That’s what happened with the planned $200 million “peace university” that was agreed upon in 2013 between Texas A&M University and thenpresident Peres. The agreement was signed by Peres, Texas governor Rick Perry, and Texas A&M chancellor John Sharp, along with other dignitaries.
However, political figures in Nazareth began interfering with A&M’s academic program to the extent that A&M had no choice but to scrap the project.
Nonetheless, it did not want to scrap its commitment to Israel and announced in mid-December that A&M could not lend its name to a campus over which it had no control, and had therefore scaled back its investment in Israeli education, and instead of establishing a university in Nazareth, it plans to open a $6 million marine research center in collaboration with the University of Haifa.
■ AT HOLOCAUST memorial events in Poland, yellow daffodils, which have six petals, are often worn in place of the yellow Star of David which Jews were forced to wear in the ghettos under Nazi occupation.

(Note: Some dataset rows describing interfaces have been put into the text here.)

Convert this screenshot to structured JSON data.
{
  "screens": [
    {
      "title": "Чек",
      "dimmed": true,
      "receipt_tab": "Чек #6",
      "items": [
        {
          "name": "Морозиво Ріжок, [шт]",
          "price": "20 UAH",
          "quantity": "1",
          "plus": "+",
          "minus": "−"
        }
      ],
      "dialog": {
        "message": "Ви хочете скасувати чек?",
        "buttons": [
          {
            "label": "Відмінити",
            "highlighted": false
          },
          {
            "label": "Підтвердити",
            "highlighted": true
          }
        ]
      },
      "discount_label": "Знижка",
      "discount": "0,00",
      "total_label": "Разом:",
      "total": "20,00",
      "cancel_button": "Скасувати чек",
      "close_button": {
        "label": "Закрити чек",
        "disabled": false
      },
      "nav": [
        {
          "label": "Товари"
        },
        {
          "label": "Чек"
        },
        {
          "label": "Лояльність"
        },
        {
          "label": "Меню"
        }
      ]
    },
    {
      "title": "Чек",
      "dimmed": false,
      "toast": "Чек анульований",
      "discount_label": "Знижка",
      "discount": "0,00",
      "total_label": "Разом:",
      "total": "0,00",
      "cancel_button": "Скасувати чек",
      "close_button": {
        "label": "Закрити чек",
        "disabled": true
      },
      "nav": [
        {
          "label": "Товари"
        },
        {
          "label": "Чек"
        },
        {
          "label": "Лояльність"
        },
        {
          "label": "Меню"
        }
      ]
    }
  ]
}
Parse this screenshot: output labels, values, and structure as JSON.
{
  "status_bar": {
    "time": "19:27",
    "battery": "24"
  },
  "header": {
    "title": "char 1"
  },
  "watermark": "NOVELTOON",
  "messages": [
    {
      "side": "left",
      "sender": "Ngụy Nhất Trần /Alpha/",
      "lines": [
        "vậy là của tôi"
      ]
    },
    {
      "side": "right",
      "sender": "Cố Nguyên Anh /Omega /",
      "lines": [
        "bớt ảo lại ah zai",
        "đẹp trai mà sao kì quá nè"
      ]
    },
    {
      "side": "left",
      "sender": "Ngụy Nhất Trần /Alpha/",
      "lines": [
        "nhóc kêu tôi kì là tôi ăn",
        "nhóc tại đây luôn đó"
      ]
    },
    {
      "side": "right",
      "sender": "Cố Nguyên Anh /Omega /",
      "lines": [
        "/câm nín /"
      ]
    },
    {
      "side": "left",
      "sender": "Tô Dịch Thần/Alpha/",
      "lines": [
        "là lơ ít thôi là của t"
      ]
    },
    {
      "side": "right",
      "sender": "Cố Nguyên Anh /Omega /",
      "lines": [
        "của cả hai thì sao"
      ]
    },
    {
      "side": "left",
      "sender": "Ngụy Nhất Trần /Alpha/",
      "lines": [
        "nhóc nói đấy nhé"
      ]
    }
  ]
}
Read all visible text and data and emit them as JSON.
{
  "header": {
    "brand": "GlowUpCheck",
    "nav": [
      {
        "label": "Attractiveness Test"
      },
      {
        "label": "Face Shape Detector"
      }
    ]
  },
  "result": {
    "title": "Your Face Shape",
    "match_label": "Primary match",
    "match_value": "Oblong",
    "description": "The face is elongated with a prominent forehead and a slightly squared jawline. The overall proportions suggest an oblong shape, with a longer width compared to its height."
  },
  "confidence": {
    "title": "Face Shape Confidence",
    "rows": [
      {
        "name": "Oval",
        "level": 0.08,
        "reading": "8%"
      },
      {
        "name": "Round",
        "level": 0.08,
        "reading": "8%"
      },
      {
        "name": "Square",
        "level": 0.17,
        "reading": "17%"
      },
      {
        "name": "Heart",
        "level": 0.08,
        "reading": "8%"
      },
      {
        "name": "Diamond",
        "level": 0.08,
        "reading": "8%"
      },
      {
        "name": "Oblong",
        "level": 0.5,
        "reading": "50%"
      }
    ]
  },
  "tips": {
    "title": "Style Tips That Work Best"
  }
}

In Ra’anana they’ve taken the daffodils a step further with the planting of a daffodil garden in memory of the 1.5 million Jewish children who were murdered or died of illness and starvation during the Holocaust.
The project originated in Atlanta, Georgia, and was brought to Ra’anana by Rena Kahn, a committee member of Am Yisrael Chai Georgia. Why Ra’anana? Because it happens to be a twin city with Atlanta.
Joining Kahn in the initial planting ceremony last week were Mayor Ze’ev Bielski and city council member Zvi Nadav Rosler. The aim is to plant a total of 1.5 million daffodils.